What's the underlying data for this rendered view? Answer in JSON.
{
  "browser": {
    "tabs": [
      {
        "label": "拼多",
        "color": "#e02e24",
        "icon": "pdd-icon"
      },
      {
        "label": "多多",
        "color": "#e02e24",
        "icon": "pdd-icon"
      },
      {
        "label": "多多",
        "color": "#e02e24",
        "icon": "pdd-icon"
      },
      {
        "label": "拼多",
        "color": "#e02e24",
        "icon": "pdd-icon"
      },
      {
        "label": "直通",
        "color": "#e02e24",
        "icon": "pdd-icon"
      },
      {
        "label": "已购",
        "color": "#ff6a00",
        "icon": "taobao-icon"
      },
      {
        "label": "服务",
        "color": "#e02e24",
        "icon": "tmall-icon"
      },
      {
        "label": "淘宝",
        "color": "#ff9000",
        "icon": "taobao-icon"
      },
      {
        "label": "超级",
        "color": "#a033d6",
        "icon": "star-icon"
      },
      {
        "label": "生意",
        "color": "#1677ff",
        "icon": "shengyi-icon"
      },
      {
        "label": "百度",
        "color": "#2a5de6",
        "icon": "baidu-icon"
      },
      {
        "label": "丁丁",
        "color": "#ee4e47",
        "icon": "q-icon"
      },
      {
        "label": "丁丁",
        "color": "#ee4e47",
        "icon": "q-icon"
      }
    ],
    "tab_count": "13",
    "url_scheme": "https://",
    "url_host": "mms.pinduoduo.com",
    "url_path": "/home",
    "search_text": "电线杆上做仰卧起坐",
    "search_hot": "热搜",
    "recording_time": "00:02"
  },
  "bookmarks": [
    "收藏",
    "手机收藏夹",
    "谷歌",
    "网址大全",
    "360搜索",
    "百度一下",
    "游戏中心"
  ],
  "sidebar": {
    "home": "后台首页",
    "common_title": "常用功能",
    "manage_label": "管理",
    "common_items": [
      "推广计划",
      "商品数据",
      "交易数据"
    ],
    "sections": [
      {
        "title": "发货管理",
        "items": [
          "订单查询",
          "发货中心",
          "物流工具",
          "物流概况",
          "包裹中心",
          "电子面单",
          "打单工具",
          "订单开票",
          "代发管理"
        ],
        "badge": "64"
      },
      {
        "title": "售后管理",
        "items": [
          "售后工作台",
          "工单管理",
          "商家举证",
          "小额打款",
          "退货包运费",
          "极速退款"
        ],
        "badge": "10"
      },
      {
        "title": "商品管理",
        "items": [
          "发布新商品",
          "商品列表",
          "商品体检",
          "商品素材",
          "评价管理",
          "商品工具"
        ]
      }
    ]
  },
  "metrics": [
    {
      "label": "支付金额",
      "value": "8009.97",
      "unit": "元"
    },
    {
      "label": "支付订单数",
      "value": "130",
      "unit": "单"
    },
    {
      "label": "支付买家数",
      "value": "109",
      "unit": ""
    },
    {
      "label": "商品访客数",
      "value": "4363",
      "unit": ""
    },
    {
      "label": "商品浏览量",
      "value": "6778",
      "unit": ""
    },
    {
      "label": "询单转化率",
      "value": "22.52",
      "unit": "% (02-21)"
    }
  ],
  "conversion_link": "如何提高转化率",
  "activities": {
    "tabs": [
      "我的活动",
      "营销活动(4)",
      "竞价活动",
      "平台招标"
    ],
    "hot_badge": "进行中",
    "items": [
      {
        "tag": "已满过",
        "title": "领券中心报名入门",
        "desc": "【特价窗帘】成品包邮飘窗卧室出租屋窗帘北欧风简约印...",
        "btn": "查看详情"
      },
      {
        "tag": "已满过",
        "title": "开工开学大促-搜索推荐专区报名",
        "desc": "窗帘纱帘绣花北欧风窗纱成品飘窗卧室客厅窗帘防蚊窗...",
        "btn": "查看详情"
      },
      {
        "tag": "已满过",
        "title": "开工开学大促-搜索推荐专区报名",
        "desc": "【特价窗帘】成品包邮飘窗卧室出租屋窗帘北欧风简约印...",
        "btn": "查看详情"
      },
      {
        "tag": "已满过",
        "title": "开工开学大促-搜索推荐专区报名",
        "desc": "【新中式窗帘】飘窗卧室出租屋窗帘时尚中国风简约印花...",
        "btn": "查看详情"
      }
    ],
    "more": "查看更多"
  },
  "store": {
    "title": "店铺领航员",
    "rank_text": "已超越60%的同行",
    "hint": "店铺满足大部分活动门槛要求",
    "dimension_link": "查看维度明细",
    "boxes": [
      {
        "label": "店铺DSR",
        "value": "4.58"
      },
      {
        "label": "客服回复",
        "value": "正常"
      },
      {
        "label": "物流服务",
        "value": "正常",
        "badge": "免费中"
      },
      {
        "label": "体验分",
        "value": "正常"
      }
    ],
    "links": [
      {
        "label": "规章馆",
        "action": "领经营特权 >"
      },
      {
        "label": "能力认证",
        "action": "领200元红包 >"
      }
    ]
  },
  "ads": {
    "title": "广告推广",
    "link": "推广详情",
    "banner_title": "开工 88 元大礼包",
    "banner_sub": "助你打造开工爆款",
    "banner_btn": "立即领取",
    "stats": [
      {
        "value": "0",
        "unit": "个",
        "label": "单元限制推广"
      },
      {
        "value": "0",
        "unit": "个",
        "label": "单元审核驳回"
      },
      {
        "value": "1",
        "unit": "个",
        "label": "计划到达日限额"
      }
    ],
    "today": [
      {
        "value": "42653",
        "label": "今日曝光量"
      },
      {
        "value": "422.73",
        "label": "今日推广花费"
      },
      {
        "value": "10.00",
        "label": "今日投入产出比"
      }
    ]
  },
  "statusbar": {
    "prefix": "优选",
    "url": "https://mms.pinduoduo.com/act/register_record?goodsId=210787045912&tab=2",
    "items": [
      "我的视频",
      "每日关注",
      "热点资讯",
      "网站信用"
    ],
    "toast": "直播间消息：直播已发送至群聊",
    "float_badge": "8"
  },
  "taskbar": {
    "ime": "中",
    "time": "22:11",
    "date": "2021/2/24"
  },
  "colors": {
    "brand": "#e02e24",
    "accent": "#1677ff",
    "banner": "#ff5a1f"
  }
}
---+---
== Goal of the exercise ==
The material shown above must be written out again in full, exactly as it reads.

== Written response ==
What's the underlying data for this rendered view? Answer in JSON.
{
  "browser": {
    "tabs": [
      {
        "label": "拼多",
        "color": "#e02e24",
        "icon": "pdd-icon"
      },
      {
        "label": "多多",
        "color": "#e02e24",
        "icon": "pdd-icon"
      },
      {
        "label": "多多",
        "color": "#e02e24",
        "icon": "pdd-icon"
      },
      {
        "label": "拼多",
        "color": "#e02e24",
        "icon": "pdd-icon"
      },
      {
        "label": "直通",
        "color": "#e02e24",
        "icon": "pdd-icon"
      },
      {
        "label": "已购",
        "color": "#ff6a00",
        "icon": "taobao-icon"
      },
      {
        "label": "服务",
        "color": "#e02e24",
        "icon": "tmall-icon"
      },
      {
        "label": "淘宝",
        "color": "#ff9000",
        "icon": "taobao-icon"
      },
      {
        "label": "超级",
        "color": "#a033d6",
        "icon": "star-icon"
      },
      {
        "label": "生意",
        "color": "#1677ff",
        "icon": "shengyi-icon"
      },
      {
        "label": "百度",
        "color": "#2a5de6",
        "icon": "baidu-icon"
      },
      {
        "label": "丁丁",
        "color": "#ee4e47",
        "icon": "q-icon"
      },
      {
        "label": "丁丁",
        "color": "#ee4e47",
        "icon": "q-icon"
      }
    ],
    "tab_count": "13",
    "url_scheme": "https://",
    "url_host": "mms.pinduoduo.com",
    "url_path": "/home",
    "search_text": "电线杆上做仰卧起坐",
    "search_hot": "热搜",
    "recording_time": "00:02"
  },
  "bookmarks": [
    "收藏",
    "手机收藏夹",
    "谷歌",
    "网址大全",
    "360搜索",
    "百度一下",
    "游戏中心"
  ],
  "sidebar": {
    "home": "后台首页",
    "common_title": "常用功能",
    "manage_label": "管理",
    "common_items": [
      "推广计划",
      "商品数据",
      "交易数据"
    ],
    "sections": [
      {
        "title": "发货管理",
        "items": [
          "订单查询",
          "发货中心",
          "物流工具",
          "物流概况",
          "包裹中心",
          "电子面单",
          "打单工具",
          "订单开票",
          "代发管理"
        ],
        "badge": "64"
      },
      {
        "title": "售后管理",
        "items": [
          "售后工作台",
          "工单管理",
          "商家举证",
          "小额打款",
          "退货包运费",
          "极速退款"
        ],
        "badge": "10"
      },
      {
        "title": "商品管理",
        "items": [
          "发布新商品",
          "商品列表",
          "商品体检",
          "商品素材",
          "评价管理",
          "商品工具"
        ]
      }
    ]
  },
  "metrics": [
    {
      "label": "支付金额",
      "value": "8009.97",
      "unit": "元"
    },
    {
      "label": "支付订单数",
      "value": "130",
      "unit": "单"
    },
    {
      "label": "支付买家数",
      "value": "109",
      "unit": ""
    },
    {
      "label": "商品访客数",
      "value": "4363",
      "unit": ""
    },
    {
      "label": "商品浏览量",
      "value": "6778",
      "unit": ""
    },
    {
      "label": "询单转化率",
      "value": "22.52",
      "unit": "% (02-21)"
    }
  ],
  "conversion_link": "如何提高转化率",
  "activities": {
    "tabs": [
      "我的活动",
      "营销活动(4)",
      "竞价活动",
      "平台招标"
    ],
    "hot_badge": "进行中",
    "items": [
      {
        "tag": "已满过",
        "title": "领券中心报名入门",
        "desc": "【特价窗帘】成品包邮飘窗卧室出租屋窗帘北欧风简约印...",
        "btn": "查看详情"
      },
      {
        "tag": "已满过",
        "title": "开工开学大促-搜索推荐专区报名",
        "desc": "窗帘纱帘绣花北欧风窗纱成品飘窗卧室客厅窗帘防蚊窗...",
        "btn": "查看详情"
      },
      {
        "tag": "已满过",
        "title": "开工开学大促-搜索推荐专区报名",
        "desc": "【特价窗帘】成品包邮飘窗卧室出租屋窗帘北欧风简约印...",
        "btn": "查看详情"
      },
      {
        "tag": "已满过",
        "title": "开工开学大促-搜索推荐专区报名",
        "desc": "【新中式窗帘】飘窗卧室出租屋窗帘时尚中国风简约印花...",
        "btn": "查看详情"
      }
    ],
    "more": "查看更多"
  },
  "store": {
    "title": "店铺领航员",
    "rank_text": "已超越60%的同行",
    "hint": "店铺满足大部分活动门槛要求",
    "dimension_link": "查看维度明细",
    "boxes": [
      {
        "label": "店铺DSR",
        "value": "4.58"
      },
      {
        "label": "客服回复",
        "value": "正常"
      },
      {
        "label": "物流服务",
        "value": "正常",
        "badge": "免费中"
      },
      {
        "label": "体验分",
        "value": "正常"
      }
    ],
    "links": [
      {
        "label": "规章馆",
        "action": "领经营特权 >"
      },
      {
        "label": "能力认证",
        "action": "领200元红包 >"
      }
    ]
  },
  "ads": {
    "title": "广告推广",
    "link": "推广详情",
    "banner_title": "开工 88 元大礼包",
    "banner_sub": "助你打造开工爆款",
    "banner_btn": "立即领取",
    "stats": [
      {
        "value": "0",
        "unit": "个",
        "label": "单元限制推广"
      },
      {
        "value": "0",
        "unit": "个",
        "label": "单元审核驳回"
      },
      {
        "value": "1",
        "unit": "个",
        "label": "计划到达日限额"
      }
    ],
    "today": [
      {
        "value": "42653",
        "label": "今日曝光量"
      },
      {
        "value": "422.73",
        "label": "今日推广花费"
      },
      {
        "value": "10.00",
        "label": "今日投入产出比"
      }
    ]
  },
  "statusbar": {
    "prefix": "优选",
    "url": "https://mms.pinduoduo.com/act/register_record?goodsId=210787045912&tab=2",
    "items": [
      "我的视频",
      "每日关注",
      "热点资讯",
      "网站信用"
    ],
    "toast": "直播间消息：直播已发送至群聊",
    "float_badge": "8"
  },
  "taskbar": {
    "ime": "中",
    "time": "22:11",
    "date": "2021/2/24"
  },
  "colors": {
    "brand": "#e02e24",
    "accent": "#1677ff",
    "banner": "#ff5a1f"
  }
}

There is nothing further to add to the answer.